Two new studies show the number of Americans diagnosed with two obesity-related conditions—diabetes and high cholesterol—is on the decline for the first time in decades. Health experts say the reports, both recently announced by the U.S. Centers for Disease Control and Prevention (CDC), may suggest that Americans are embracing healthier habits.

In 2009, the CDC reported 1.7 million new cases of type 2 diabetes, a blood sugar disorder that is commonly linked to poor diet and lack of exercise. By 2014, that number had dropped to 1.4 million.

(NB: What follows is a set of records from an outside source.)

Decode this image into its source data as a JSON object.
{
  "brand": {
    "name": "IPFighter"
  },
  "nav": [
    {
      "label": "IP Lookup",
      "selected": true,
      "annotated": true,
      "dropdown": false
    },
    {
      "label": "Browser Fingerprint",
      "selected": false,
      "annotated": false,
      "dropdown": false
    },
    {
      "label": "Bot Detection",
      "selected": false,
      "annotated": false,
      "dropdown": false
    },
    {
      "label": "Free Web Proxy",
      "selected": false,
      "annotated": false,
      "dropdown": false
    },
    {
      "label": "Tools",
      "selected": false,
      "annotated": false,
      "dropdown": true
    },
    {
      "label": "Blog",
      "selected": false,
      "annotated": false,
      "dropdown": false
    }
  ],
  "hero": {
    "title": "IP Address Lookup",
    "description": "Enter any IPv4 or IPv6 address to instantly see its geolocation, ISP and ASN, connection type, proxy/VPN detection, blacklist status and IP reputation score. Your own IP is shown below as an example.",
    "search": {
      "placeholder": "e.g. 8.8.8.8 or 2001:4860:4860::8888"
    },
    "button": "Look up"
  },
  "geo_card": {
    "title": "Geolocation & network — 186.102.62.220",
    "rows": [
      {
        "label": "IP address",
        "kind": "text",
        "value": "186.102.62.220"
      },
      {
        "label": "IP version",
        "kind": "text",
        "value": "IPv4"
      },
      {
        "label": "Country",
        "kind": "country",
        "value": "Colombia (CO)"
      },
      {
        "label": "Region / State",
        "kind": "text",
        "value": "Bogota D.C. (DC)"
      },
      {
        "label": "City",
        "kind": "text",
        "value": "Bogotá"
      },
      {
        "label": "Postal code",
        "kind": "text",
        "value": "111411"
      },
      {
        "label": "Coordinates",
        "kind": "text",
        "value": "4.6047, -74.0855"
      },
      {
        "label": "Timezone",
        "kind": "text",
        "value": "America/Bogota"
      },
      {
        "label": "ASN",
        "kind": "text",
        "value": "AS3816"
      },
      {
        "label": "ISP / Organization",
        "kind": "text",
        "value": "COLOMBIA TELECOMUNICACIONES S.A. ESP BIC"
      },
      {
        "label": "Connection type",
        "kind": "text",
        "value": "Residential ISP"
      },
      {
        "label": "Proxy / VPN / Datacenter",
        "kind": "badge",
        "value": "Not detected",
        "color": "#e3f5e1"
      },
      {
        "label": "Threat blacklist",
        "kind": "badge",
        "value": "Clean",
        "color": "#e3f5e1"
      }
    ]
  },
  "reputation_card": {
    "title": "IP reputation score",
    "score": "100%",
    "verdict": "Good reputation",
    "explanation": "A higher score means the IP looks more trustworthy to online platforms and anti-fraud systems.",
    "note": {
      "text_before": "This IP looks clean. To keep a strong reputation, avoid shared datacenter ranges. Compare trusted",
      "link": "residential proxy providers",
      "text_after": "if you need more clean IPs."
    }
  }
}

During that same time period, the percent of U.S. adults with high cholesterol dropped from 13.4 percent to 12 percent.

CDC researchers attributed these declines to several factors: The widespread use of cholesterol-lowering drugs such as statins, doctors and nurses urging their patients to exercise, the public’s rejection of foods with harmful trans fats, as well as folks opting not to light up. (Stats show the number of smokers dipped by nearly 20 percent during the last 10 years).

Still, experts warned that the nation’s battle against obesity is far from over. “Of the fat countries, we always been the fattest top three or four in the world,” said Gerald Fletcher, MD, a spokesman for the American Heart Association and a doctor at the Mayo Clinic in Jacksonville, Florida, who commented on the study. Fletcher noted that today, two-thirds of U.S. adults are still overweight.

What’s more, the total number of people with type 2 diabetes in the United States is still increasing. Currently, 22 million Americans are living with the metabolic condition nationwide. Also, the number of adults with adequate levels of so-called good cholesterol, high-density lipoprotein (HDL) declined by nearly 3 percent since 2010, baffling the experts.

The good news is type 2 diabetes and high cholesterol are preventable and reversible conditions. Click here to read more.